Despite a boom in popularity, futons still draw distaste from those Americans who are accustomed to beds with posture-enhancing pockets and spongy pillow-tops. Still, these versatile mats, favored by students and fans of Japanese culture, have been adopted and adapted by U.S. connoisseurs for more than a century.
The futons Morse describes are quite different from those now gracing urban apartments. Quilted comforters that were encased and stuffed with cotton or silk, traditional futons were spread on the two-inch thick tatami mats that lined the floors of Japanese houses. Sleepers could use another futon as a cover and rest their heads on small pillows stuffed with buckwheat hulls. When the night was over, the futons were quickly folded and stored in waiting closets, leaving rooms clean and bare.
The Beauty and Use
The futons' disappearing act was only part of the Japanese home design emphasizing space, light, and natural elements. Movable screens, or fusuma, separated rooms from one another or from the outside; by rearranging them, owners could transform the size, function, and feeling of an area. The tatamis, each about three by six feet (the size of a reclining person), served as both padding and units of architectural measurement. Houses were built to contain a certain number of mats per room. Fabric edging on each mat created rectangular floor patterns, echoing the posts supporting the building and the ceiling beams.
Decorations were simple and few, often celebrating natural elements such as flowers, birds, and trees. These spare aesthetics , which ran directly counter to the overstuffed American and European drawing rooms of Morse's time, have since strongly influenced U.S. design.
Futons themselves began to appear in bohemian crash pads in the late 1960s. Students of Asian culture made the mats by hand for friends because they were cheap and saved space. These cottage industries have become corporations in the past 30 years, subject to federal restrictions and boasting a glossy trade magazine, Futon Life.
The Futon Difference
Space-saving futon furniture makes any room bigger. Sofa by day, bed by night - versatile and functional futon sofa-sleepers are ideal in that extra room for overnight guests, or as a primary sofa or bed anywhere in your home. Comfort, simplicity and space-saving efficiency are qualities that appeal to young and old alike.
The Futon Furniture Switch Is On
Millions of people who originally bought futon furniture for a spare room or TV room sofa discovered just how comfortable they are - and have switched from traditional mattresses and waterbeds to futon mattresses for their primary sleeping surface.
Quality Unfolds With Real Value
Quality-made, durable futon furniture is an excellent value - it's considerably less expensive than a traditional convertible sofa bed, and is available in a range of styles to fit any budget and decor, giving you a real value for your home furnishing's dollar.
Frequently Asked Questions
Q: What is a futon?
A: In a traditional form, the futon mattress is a pad of cotton batting that is flexible and therefore easily folded. Designers of today are incorporating more comfort and luxury into futons by combining cotton fibers with natural rubber, open cell foams, and innersprings.
Q: What is latex?

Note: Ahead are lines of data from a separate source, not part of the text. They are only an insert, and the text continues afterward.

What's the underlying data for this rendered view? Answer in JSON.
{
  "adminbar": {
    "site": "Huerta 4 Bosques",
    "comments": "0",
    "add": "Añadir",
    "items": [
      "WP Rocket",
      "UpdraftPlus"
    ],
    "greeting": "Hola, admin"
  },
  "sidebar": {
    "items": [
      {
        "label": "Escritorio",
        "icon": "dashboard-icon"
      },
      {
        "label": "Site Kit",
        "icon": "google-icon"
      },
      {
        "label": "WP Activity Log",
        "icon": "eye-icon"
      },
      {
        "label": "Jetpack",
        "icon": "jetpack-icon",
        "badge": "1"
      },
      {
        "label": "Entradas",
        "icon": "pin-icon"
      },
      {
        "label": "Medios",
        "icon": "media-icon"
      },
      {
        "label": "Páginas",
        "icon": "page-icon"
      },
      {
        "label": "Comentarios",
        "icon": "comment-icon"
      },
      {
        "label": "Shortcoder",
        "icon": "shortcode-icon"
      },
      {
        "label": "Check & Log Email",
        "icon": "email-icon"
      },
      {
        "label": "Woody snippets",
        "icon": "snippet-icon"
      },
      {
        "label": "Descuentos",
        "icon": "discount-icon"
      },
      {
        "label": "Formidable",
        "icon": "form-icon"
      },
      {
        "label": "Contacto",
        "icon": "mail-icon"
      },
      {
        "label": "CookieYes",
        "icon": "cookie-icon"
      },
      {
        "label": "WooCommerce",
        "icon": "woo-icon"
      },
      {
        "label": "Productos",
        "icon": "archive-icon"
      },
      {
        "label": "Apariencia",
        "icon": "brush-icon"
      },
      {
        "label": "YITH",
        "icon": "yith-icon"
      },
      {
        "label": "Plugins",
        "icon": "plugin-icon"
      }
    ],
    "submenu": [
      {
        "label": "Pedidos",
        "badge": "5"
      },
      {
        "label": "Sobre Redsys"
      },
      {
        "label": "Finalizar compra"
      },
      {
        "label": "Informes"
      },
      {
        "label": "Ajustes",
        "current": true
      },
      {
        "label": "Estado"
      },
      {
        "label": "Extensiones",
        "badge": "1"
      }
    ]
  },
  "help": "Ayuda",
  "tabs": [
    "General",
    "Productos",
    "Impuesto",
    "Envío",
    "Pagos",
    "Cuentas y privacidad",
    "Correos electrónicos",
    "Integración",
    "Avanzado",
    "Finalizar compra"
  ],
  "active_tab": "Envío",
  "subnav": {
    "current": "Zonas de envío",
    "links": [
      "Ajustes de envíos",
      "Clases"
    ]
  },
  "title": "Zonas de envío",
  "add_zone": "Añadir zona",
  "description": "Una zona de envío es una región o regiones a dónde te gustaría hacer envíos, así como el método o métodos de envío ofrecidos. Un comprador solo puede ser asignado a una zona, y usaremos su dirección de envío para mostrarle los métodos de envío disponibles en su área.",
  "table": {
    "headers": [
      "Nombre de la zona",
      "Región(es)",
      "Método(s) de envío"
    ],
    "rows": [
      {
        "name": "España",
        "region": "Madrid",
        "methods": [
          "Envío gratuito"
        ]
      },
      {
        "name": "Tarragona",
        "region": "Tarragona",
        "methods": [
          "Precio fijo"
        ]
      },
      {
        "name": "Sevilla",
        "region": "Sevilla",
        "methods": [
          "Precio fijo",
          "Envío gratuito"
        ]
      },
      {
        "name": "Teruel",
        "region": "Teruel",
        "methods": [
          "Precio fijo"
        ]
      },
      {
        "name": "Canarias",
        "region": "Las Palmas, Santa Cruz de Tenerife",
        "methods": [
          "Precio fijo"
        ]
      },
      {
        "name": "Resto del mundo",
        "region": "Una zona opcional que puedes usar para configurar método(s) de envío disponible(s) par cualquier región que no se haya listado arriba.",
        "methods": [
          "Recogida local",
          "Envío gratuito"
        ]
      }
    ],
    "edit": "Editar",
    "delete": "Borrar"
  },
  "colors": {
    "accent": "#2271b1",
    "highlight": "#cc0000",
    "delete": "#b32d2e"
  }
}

A: Englander has trademarked the name "Laytex" to differentiate it from petroleum-based latex. The difference between latex and Laytex-TM is that the former is composed of some natural rubber and some petroleum products and fillers. The mixture varies from one producer to the next. Englander's latex is composed of 100% natural rubber from a Rubber tree plant. This product is naturally anti-microbial, hypoallergenic, dust-mite resistant, and has a very long, useful life when compared to any other sleeping or sitting surface.
Q: Why is a futon better than a sleeper sofa?
A: With a futon, we don't include the notorious "Bar in the middle of your back," making it the obvious choice for those prefer sleeping comfortably to tossing and turning all night and waking up with a sore body. Sleeper sofa mattresses cannot compare to even a middle-line futon in terms of comfort. With a futon, it's also easy to change the upholstery and the mattress. You can purchase a second upholstery cover and change the whole look of any given room. Finally, one person can disassemble or move a futon without difficulty.
Q: How do I take care of my futon?
A: Flipping your futon regularly (once a week is recommended), keeping it on a slatted surface so that air can circulate through it and airing it out every once in a while are the keys to futon longevity
Q: How long should my futon last?
A: Depending on how well you treat your futon (See Question 4) and how firm you like your sleeping surface, it should last you between 5-15 years, 10 being about average. Futons get firmer with time, so if you like a really firm sleeping surface, then you'll probably hold on to your futon for a good long time and may even think it gets better with age